Soon we met Leni Kirkman, the Vice President of patient relations for the University (hospital) Health System. Guess what? Leni is a proud Trinity alumna and like so many others was on call for us “24/7” while treating us like VIPs.
Dr. Richard Reams, a Trinity counselor, met with us at the hospital and lead a helpful family get together. Clergy was also available and was supportive yet never intrusive.
Campus housing was offered and utilized. This grand home became a base of support as numerous alumni families, lead by resident life director Wanda Olson, brought homemade meals and all kinds of delicious treats. Offers were made to help with everything from airport transportation to laundry.
Academic concerns surfaced as the medical situation stabilized for our daughter. There were a million questions such as: How do “incomplete” grades work?
Fortunately, Dr. Sheryl Tynes, vice president for academic affairs, had a million answers. She met with us on short notice on a day I bet she wouldn’t have been on campus.

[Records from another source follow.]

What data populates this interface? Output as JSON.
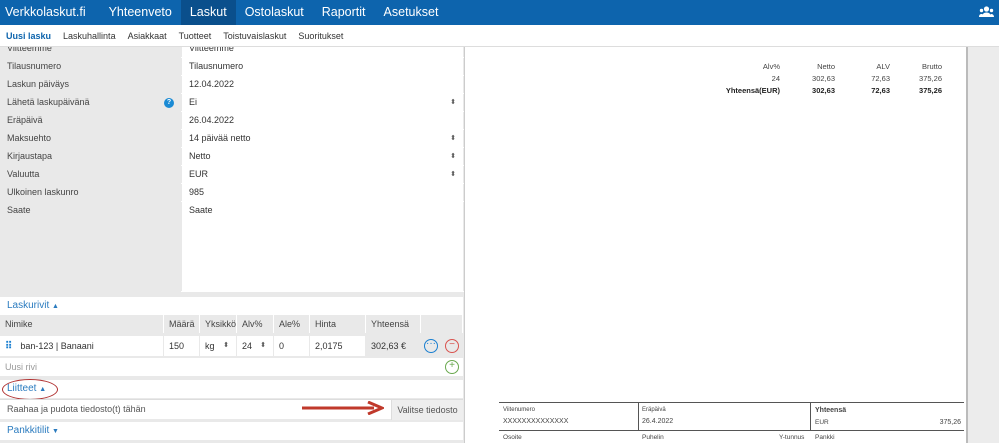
{
  "topnav": {
    "brand": "Verkkolaskut.fi",
    "items": [
      "Yhteenveto",
      "Laskut",
      "Ostolaskut",
      "Raportit",
      "Asetukset"
    ],
    "active": "Laskut",
    "user_icon": "users-icon"
  },
  "subnav": {
    "items": [
      "Uusi lasku",
      "Laskuhallinta",
      "Asiakkaat",
      "Tuotteet",
      "Toistuvaislaskut",
      "Suoritukset"
    ],
    "active": "Uusi lasku"
  },
  "form": {
    "viitteemme": {
      "label": "Viitteemme",
      "placeholder": "Viitteemme"
    },
    "tilausnumero": {
      "label": "Tilausnumero",
      "placeholder": "Tilausnumero"
    },
    "laskun_paivays": {
      "label": "Laskun päiväys",
      "value": "12.04.2022"
    },
    "laheta": {
      "label": "Lähetä laskupäivänä",
      "value": "Ei"
    },
    "erapaiva": {
      "label": "Eräpäivä",
      "value": "26.04.2022"
    },
    "maksuehto": {
      "label": "Maksuehto",
      "value": "14 päivää netto"
    },
    "kirjaustapa": {
      "label": "Kirjaustapa",
      "value": "Netto"
    },
    "valuutta": {
      "label": "Valuutta",
      "value": "EUR"
    },
    "ulkoinen": {
      "label": "Ulkoinen laskunro",
      "value": "985"
    },
    "saate": {
      "label": "Saate",
      "placeholder": "Saate"
    }
  },
  "laskurivit": {
    "title": "Laskurivit",
    "columns": [
      "Nimike",
      "Määrä",
      "Yksikkö",
      "Alv%",
      "Ale%",
      "Hinta",
      "Yhteensä"
    ],
    "rows": [
      {
        "nimike": "ban-123 | Banaani",
        "maara": "150",
        "yksikko": "kg",
        "alv": "24",
        "ale": "0",
        "hinta": "2,0175",
        "yhteensa": "302,63 €"
      }
    ],
    "new_row_placeholder": "Uusi rivi"
  },
  "liitteet": {
    "title": "Liitteet",
    "drop_text": "Raahaa ja pudota tiedosto(t) tähän",
    "choose_button": "Valitse tiedosto"
  },
  "pankkitilit": {
    "title": "Pankkitilit"
  },
  "preview": {
    "vat_table": {
      "headers": [
        "Alv%",
        "Netto",
        "ALV",
        "Brutto"
      ],
      "row": [
        "24",
        "302,63",
        "72,63",
        "375,26"
      ],
      "total": [
        "Yhteensä(EUR)",
        "302,63",
        "72,63",
        "375,26"
      ]
    },
    "footer": {
      "viitenumero_label": "Viitenumero",
      "viitenumero": "XXXXXXXXXXXXXX",
      "erapaiva_label": "Eräpäivä",
      "erapaiva": "26.4.2022",
      "yhteensa_label": "Yhteensä",
      "currency": "EUR",
      "total": "375,26",
      "osoite": "Osoite",
      "puhelin": "Puhelin",
      "ytunnus": "Y-tunnus",
      "pankki": "Pankki"
    }
  },
  "colors": {
    "brand": "#0d64ad",
    "annotation": "#c0392b"
  }
}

Together we mapped out a general academic plan that Sarah presented to her professors who then made generous accommodations for completion of her work, balanced with the academic standards of the university.
Finally, the student body at large forms the base of the pyramid of support. The entire mood on campus reflected a sense of loss.
Soon heartfelt messages of support from friends and strangers alike were on display in the dorm rooms and at the library. I expected a few dozen people to attend the memorial service; after all it was a busy Monday for students with the end of the semester approaching. My estimate was off. The chapel was full. Full of students. Full of love and support.
Once again I underestimated this special community that is Trinity University.
To be part of it is to be very lucky indeed.
-Dave and Sheryl Billman